INDIANAPOLIS (AP) — Longtime state Rep. Jerry Torr will not seek reelection next year to his central Indiana seat and will retire at the end of his current term after 28 years in the Indiana House, he announced Tuesday.

The Carmel Republican represents House District 39, which includes Carmel and southern Westfield in Hamilton County. He has served in the Indiana House since 1996 and is currently chair of the House Judiciary Committee.

Torr said in a news release that he plans to concentrate on his career in title insurance after his term ends next year and that he believes Indiana’s future remains bright.

“During my time as a state representative, we’ve made Indiana one of the most attractive places in the country to start and grow a business, and our local communities continue to reap the rewards through record growth in population, development and opportunity,” he said.

Torr’s district, once a safe Republican seat, has been increasingly competitive in recent years, The Indianapolis Star reported.
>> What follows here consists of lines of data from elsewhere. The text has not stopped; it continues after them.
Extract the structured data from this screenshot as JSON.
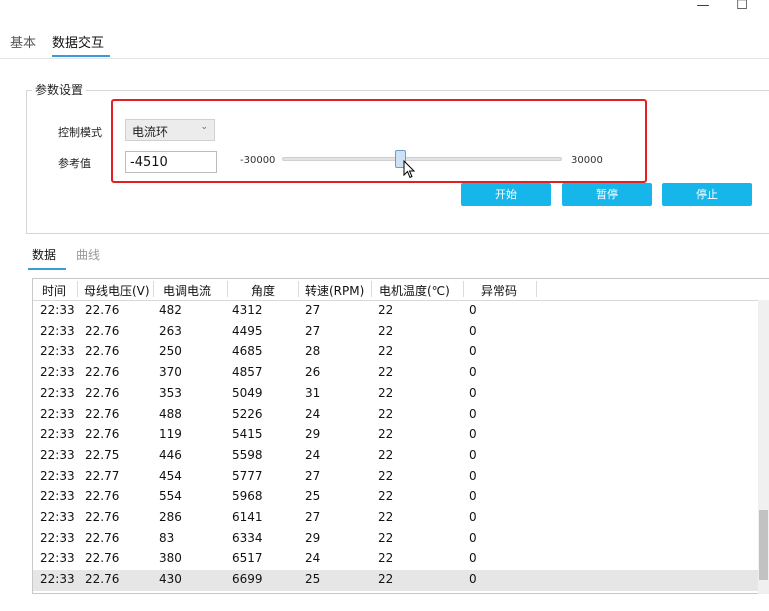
{
  "window": {
    "minimize_icon": "—",
    "maximize_icon": "☐"
  },
  "top_tabs": [
    {
      "label": "基本"
    },
    {
      "label": "数据交互"
    }
  ],
  "params": {
    "title": "参数设置",
    "mode_label": "控制模式",
    "mode_value": "电流环",
    "ref_label": "参考值",
    "ref_value": "-4510",
    "slider_min": "-30000",
    "slider_max": "30000",
    "slider_value": -4510
  },
  "buttons": {
    "start": "开始",
    "pause": "暂停",
    "stop": "停止"
  },
  "data_tabs": [
    {
      "label": "数据"
    },
    {
      "label": "曲线"
    }
  ],
  "table": {
    "columns": [
      "时间",
      "母线电压(V)",
      "电调电流",
      "角度",
      "转速(RPM)",
      "电机温度(℃)",
      "异常码"
    ],
    "rows": [
      [
        "22:33",
        "22.76",
        "482",
        "4312",
        "27",
        "22",
        "0"
      ],
      [
        "22:33",
        "22.76",
        "263",
        "4495",
        "27",
        "22",
        "0"
      ],
      [
        "22:33",
        "22.76",
        "250",
        "4685",
        "28",
        "22",
        "0"
      ],
      [
        "22:33",
        "22.76",
        "370",
        "4857",
        "26",
        "22",
        "0"
      ],
      [
        "22:33",
        "22.76",
        "353",
        "5049",
        "31",
        "22",
        "0"
      ],
      [
        "22:33",
        "22.76",
        "488",
        "5226",
        "24",
        "22",
        "0"
      ],
      [
        "22:33",
        "22.76",
        "119",
        "5415",
        "29",
        "22",
        "0"
      ],
      [
        "22:33",
        "22.75",
        "446",
        "5598",
        "24",
        "22",
        "0"
      ],
      [
        "22:33",
        "22.77",
        "454",
        "5777",
        "27",
        "22",
        "0"
      ],
      [
        "22:33",
        "22.76",
        "554",
        "5968",
        "25",
        "22",
        "0"
      ],
      [
        "22:33",
        "22.76",
        "286",
        "6141",
        "27",
        "22",
        "0"
      ],
      [
        "22:33",
        "22.76",
        "83",
        "6334",
        "29",
        "22",
        "0"
      ],
      [
        "22:33",
        "22.76",
        "380",
        "6517",
        "24",
        "22",
        "0"
      ],
      [
        "22:33",
        "22.76",
        "430",
        "6699",
        "25",
        "22",
        "0"
      ]
    ]
  },
  "colors": {
    "accent": "#17b6ea",
    "highlight_box": "#e31e24",
    "tab_underline": "#3a9bd9"
  }
}
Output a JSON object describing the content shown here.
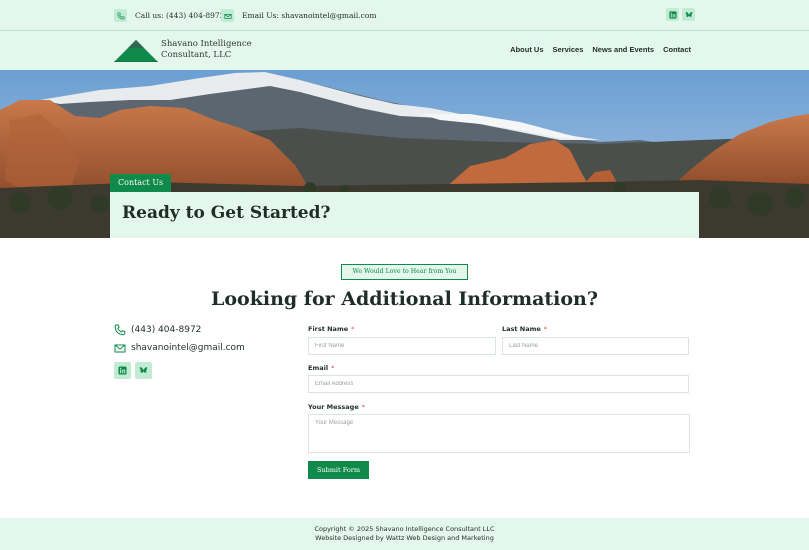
{
  "topbar": {
    "phone": "Call us: (443) 404-8972",
    "email": "Email Us: shavanointel@gmail.com",
    "social": [
      "linkedin-icon",
      "bluesky-icon"
    ]
  },
  "header": {
    "logo_line1": "Shavano Intelligence",
    "logo_line2": "Consultant, LLC",
    "nav": [
      "About Us",
      "Services",
      "News and Events",
      "Contact"
    ]
  },
  "hero": {
    "tag": "Contact Us",
    "title": "Ready to Get Started?"
  },
  "section": {
    "badge": "We Would Love to Hear from You",
    "heading": "Looking for Additional Information?"
  },
  "contact": {
    "phone": "(443) 404-8972",
    "email": "shavanointel@gmail.com"
  },
  "form": {
    "first_name_label": "First Name",
    "first_name_placeholder": "First Name",
    "last_name_label": "Last Name",
    "last_name_placeholder": "Last Name",
    "email_label": "Email",
    "email_placeholder": "Email Address",
    "message_label": "Your Message",
    "message_placeholder": "Your Message",
    "required_mark": "*",
    "submit_label": "Submit Form"
  },
  "footer": {
    "copyright": "Copyright © 2025 Shavano Intelligence Consultant LLC",
    "credit": "Website Designed by Wattz Web Design and Marketing"
  },
  "colors": {
    "brand_green": "#0f8a4a",
    "mint_bg": "#e3f7ec",
    "required": "#e0453a"
  }
}
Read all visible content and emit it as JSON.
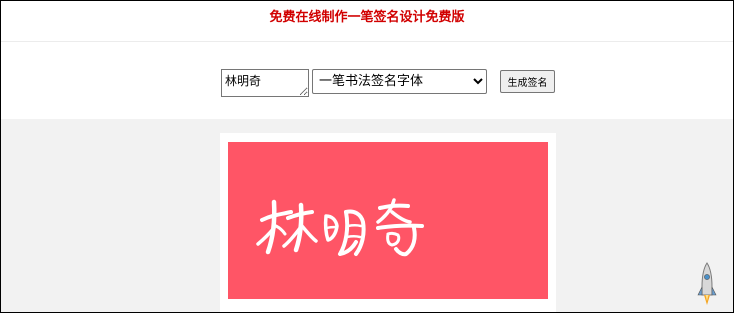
{
  "header": {
    "title": "免费在线制作一笔签名设计免费版"
  },
  "form": {
    "name_value": "林明奇",
    "font_select": {
      "selected": "一笔书法签名字体",
      "options": [
        "一笔书法签名字体"
      ]
    },
    "generate_label": "生成签名"
  },
  "result": {
    "signature_text": "林明奇",
    "canvas_color": "#ff5566",
    "ink_color": "#ffffff"
  },
  "icons": {
    "back_to_top": "rocket-icon"
  },
  "colors": {
    "title": "#d10000",
    "result_background": "#f2f2f2"
  }
}
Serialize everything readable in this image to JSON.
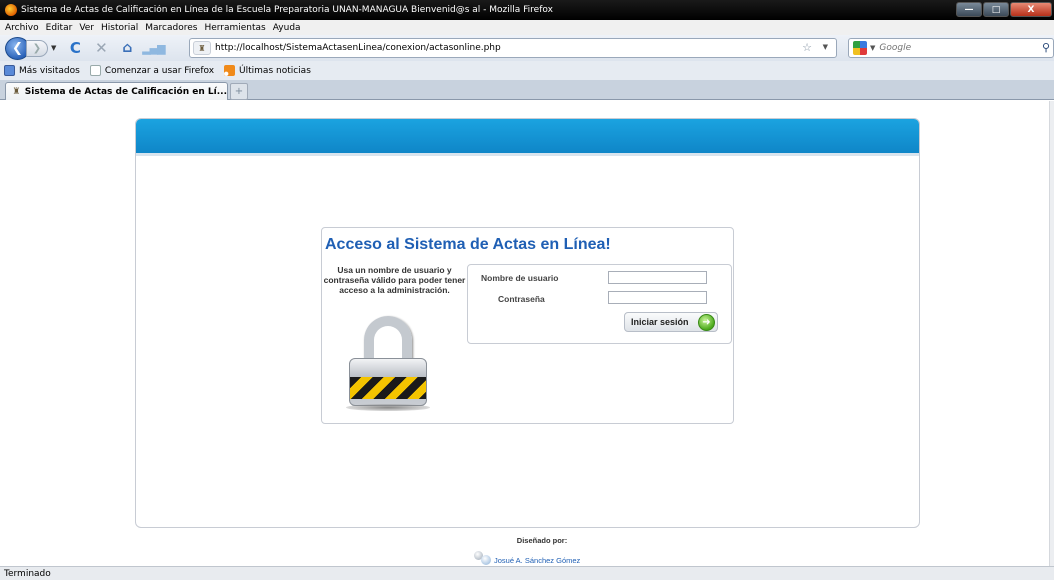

In November 2022, Torr defeated Democratic challenger Matt McNally by nearly 5 percentage points. McNally has announced plans to run again.

Torr authored legislation in 2012 that made Indiana a so-called right-to-work state by banning unions from collecting mandatory fees from workers. In 2005, he sponsored legislation that moved all of Indiana’s 92 counties to daylight saving time for the first time since most of the state opted out under state and federal legislation passed in the early 1970s.